A half finger of Almond cake
rests by my cup, my post-fest diet
has begun. She measures my days
like petite fours.

The hall keeps at 65 degrees,
the lounge stays at 70.
The south facing dining room basks
in the sun all day.

We settle into retirement
enjoying this late season of our lives,
we have time to watch
our robin peck at faded glories.

by Ieuan ap Hywel. This poem won IBPC Webdesol for June 2017.

Editor’s Note: Delicate imagery introduces two kinds of changing seasons in this poem (apt for the first day of September).

De Aardappeleters (1885) by Ieuan ap Hywel

De Aardappeleters (1885)

Five figures from three generation, out of the three females
a girl sits, her back towards the artist. Two small windows
display the darkness of evening. Eight rafters run from back

to front. The ouders sit on high backed chairs with raffia woven
seats. Oma schenkt koffie in – Grandma pours coffee. Opa holds
out his cup over a table worn rough at the edges. A lamp shines

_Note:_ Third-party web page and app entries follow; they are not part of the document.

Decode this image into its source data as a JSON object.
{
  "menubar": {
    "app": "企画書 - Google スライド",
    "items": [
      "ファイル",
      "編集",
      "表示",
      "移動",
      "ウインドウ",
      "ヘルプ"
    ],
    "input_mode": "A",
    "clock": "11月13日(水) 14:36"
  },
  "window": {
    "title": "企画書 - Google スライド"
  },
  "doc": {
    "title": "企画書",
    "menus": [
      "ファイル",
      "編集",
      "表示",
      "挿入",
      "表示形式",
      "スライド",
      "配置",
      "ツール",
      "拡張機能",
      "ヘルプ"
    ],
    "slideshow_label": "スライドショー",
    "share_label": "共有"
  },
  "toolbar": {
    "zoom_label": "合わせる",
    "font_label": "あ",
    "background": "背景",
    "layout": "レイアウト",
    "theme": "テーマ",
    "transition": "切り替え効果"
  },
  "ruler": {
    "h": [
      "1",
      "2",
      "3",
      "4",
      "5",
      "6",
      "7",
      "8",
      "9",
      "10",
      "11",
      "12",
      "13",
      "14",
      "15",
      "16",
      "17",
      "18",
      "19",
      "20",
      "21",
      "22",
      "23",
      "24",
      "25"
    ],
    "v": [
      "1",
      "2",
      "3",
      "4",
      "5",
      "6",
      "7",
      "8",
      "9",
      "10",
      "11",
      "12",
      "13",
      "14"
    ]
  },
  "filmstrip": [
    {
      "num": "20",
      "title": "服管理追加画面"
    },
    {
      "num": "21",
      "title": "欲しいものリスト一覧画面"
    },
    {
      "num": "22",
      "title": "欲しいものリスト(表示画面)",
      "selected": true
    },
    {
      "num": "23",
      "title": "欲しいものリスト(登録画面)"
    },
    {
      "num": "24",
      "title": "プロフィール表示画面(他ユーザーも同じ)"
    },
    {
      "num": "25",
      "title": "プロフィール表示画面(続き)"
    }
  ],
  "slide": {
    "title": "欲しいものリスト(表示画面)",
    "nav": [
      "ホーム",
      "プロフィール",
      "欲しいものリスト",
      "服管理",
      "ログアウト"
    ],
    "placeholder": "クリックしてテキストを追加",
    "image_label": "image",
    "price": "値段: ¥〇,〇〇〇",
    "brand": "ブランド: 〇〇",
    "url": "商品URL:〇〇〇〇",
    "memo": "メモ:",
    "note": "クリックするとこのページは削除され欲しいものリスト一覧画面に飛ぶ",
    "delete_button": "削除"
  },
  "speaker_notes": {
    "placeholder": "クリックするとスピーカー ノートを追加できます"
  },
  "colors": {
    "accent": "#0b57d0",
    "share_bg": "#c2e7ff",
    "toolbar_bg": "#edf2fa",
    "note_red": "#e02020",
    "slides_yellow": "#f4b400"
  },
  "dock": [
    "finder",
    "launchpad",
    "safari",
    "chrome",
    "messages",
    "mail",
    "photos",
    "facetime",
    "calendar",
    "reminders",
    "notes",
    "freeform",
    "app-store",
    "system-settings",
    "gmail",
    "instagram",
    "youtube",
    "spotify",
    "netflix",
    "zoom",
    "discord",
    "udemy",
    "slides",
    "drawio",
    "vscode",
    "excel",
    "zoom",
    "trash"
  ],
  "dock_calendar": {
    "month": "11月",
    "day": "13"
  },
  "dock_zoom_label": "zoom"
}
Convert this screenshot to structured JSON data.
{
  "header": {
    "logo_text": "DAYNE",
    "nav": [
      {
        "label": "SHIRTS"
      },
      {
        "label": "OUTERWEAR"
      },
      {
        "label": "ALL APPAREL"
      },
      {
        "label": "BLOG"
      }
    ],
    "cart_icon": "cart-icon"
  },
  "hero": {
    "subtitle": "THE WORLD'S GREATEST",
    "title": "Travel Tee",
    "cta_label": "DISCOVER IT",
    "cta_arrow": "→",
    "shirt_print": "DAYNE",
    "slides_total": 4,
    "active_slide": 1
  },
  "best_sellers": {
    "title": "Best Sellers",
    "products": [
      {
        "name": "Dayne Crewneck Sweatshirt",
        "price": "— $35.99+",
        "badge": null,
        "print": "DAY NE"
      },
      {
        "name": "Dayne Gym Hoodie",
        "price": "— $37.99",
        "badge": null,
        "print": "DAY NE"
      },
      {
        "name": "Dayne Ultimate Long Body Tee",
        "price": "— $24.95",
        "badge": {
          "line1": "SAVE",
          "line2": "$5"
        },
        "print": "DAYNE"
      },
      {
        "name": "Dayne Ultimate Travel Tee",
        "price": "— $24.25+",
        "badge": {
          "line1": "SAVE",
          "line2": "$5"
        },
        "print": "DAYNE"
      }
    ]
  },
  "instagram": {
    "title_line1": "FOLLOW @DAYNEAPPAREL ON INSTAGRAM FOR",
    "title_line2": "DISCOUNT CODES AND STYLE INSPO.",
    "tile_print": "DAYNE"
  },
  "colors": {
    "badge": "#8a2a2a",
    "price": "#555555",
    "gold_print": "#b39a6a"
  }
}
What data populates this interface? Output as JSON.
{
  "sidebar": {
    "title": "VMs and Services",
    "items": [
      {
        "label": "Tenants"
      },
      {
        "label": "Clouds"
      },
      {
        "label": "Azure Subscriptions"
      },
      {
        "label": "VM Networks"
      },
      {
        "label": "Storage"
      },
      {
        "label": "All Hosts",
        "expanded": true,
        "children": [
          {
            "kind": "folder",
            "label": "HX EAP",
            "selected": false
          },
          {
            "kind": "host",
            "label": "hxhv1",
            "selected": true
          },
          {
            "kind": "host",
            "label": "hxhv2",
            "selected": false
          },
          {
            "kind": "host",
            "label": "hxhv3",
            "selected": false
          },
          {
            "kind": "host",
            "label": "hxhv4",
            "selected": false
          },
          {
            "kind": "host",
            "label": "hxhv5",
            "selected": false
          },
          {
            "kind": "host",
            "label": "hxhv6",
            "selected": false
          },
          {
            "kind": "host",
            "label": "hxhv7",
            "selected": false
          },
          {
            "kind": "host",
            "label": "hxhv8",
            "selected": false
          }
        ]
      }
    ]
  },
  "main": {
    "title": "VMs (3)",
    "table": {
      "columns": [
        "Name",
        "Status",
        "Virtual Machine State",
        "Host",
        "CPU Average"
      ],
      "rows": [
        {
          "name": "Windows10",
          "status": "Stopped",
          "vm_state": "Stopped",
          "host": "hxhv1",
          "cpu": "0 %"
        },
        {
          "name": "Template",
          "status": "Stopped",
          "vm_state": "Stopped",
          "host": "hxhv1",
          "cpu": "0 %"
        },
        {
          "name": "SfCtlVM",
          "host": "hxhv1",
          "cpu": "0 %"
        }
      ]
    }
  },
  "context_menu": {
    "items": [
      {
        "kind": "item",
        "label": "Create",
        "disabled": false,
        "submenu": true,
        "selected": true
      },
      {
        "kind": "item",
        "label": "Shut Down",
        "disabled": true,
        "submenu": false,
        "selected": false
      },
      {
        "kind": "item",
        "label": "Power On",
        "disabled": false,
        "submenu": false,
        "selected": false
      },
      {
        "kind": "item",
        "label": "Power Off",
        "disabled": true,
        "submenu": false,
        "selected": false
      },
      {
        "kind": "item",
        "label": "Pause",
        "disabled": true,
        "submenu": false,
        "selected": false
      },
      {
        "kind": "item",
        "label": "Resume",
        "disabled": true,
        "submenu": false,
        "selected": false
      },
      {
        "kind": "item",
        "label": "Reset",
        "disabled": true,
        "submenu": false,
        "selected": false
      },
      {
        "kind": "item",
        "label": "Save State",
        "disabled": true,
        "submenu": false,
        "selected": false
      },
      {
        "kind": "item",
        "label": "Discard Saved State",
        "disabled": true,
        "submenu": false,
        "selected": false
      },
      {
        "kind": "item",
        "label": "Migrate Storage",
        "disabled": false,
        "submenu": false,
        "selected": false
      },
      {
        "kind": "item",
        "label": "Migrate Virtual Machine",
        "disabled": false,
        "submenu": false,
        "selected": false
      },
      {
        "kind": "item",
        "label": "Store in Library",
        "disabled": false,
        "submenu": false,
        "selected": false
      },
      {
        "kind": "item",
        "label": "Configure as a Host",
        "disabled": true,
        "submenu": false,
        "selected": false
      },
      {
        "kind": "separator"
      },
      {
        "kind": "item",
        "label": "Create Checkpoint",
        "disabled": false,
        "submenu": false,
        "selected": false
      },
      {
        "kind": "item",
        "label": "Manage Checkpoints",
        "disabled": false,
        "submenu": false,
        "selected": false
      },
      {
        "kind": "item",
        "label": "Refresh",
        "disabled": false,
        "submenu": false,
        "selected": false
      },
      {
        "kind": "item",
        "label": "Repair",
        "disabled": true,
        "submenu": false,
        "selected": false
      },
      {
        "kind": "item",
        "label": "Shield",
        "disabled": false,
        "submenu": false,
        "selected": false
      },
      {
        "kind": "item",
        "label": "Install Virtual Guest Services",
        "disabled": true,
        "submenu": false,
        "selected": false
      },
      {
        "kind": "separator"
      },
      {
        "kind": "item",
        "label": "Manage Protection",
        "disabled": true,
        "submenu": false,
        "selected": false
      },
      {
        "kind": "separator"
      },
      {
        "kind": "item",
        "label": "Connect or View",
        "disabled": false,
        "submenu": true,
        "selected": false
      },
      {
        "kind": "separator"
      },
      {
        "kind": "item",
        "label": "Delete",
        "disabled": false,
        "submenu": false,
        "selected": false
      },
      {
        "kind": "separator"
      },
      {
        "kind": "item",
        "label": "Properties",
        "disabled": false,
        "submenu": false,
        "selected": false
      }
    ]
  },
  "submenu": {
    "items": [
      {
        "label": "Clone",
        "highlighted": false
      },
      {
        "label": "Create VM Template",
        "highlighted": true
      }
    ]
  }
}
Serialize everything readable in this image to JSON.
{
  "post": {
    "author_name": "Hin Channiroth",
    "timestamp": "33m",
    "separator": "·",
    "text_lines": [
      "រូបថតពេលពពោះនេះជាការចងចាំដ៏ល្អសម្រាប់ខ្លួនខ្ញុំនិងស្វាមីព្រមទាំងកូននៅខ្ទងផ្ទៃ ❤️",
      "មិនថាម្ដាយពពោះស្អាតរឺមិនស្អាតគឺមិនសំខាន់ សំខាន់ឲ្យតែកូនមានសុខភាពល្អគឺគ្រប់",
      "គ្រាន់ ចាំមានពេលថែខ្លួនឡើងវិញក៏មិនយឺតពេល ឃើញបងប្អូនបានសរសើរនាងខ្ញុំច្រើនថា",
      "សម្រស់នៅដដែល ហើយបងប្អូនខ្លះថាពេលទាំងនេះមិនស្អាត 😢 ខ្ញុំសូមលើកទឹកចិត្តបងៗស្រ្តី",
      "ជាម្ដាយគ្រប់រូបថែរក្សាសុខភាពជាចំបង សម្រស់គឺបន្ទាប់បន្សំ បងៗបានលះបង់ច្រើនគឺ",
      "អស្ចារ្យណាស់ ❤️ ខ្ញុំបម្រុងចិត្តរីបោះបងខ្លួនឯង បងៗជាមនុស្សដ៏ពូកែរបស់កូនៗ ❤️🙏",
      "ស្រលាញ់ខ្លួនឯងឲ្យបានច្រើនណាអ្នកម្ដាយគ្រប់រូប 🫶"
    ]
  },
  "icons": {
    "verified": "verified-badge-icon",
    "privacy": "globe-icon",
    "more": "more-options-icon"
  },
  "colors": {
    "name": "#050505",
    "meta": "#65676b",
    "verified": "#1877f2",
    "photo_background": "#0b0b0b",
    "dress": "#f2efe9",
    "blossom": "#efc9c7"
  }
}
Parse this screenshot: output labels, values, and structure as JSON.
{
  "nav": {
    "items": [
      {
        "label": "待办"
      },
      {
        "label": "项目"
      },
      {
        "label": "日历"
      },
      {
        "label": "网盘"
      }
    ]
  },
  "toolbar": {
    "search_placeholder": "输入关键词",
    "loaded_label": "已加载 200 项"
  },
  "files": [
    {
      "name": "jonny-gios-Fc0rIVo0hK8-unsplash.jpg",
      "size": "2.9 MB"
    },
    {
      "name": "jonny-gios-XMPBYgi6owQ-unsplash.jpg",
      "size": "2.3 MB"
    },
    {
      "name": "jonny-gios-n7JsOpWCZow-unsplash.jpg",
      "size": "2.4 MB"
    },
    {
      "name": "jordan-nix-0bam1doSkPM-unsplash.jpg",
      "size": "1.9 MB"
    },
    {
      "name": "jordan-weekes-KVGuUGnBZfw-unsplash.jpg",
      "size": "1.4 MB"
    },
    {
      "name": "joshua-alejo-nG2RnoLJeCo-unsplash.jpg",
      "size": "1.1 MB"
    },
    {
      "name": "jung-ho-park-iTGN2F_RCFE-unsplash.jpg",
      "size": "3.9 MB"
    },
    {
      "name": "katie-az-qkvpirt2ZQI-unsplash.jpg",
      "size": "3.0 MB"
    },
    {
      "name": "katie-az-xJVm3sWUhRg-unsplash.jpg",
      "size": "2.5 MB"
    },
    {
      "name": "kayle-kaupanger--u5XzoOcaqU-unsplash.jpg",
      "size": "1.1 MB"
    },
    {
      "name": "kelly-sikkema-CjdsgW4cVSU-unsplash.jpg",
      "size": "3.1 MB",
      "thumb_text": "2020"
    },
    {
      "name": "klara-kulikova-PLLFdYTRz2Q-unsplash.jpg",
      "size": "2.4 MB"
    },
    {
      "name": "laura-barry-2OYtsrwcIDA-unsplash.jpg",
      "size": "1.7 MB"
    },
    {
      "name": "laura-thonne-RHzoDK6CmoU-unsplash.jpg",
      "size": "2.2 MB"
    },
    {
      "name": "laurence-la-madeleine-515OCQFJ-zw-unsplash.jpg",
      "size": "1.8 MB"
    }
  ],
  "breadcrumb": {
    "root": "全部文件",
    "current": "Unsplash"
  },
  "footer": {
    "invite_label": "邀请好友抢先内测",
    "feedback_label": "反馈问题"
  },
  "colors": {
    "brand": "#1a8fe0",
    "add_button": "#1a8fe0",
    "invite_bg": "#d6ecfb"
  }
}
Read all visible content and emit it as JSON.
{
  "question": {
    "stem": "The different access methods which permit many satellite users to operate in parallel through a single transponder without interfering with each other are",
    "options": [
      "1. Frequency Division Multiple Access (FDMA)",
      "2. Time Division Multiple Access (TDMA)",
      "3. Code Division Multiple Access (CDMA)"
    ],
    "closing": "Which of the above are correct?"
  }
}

on vapour rising from a meal of aardappelen. The family scoop,
from a common bowl, towards themselves, with spoons turned
upside down. Mevrouw stares past her man, an arbeider with cap;

wide eyed she ponders why the artist finds interest enough to paint.
Hands presented as lumpy, an accent on the joints; faces, and noses
scribed with a bulbous characterisation. Two small luxuries evident

in light and ersatz coffee; such poverty: no piano, no colour, no caged
bird to sing, no literature to enthral, no Bible to comfort, lone painting
on the wall. He records their small food reserves: dried herbs and ham

hocks curing from the ceiling. They pose awkwardly for their pastor,
He captures the roughness of their home spun clothes. We presume
their clothing clean, washed in a brook, we can almost smell the lye

soap. Later in his short life he changes to primary colours,
worked with abandon, with whirls and daring strokes until
entrance of those crows that cross his wheat field sky.

by Ieuan ap Hywel. An earlier version of this poem won the May 2016 IBPC.

Editor’s Note: This ekphrastic poems carefully conveys not just the painted scene, but the intent behind the picture. Van Gogh’s fascination with this particular painting is nearly as fascinating as the work itself. Click here to see the painting.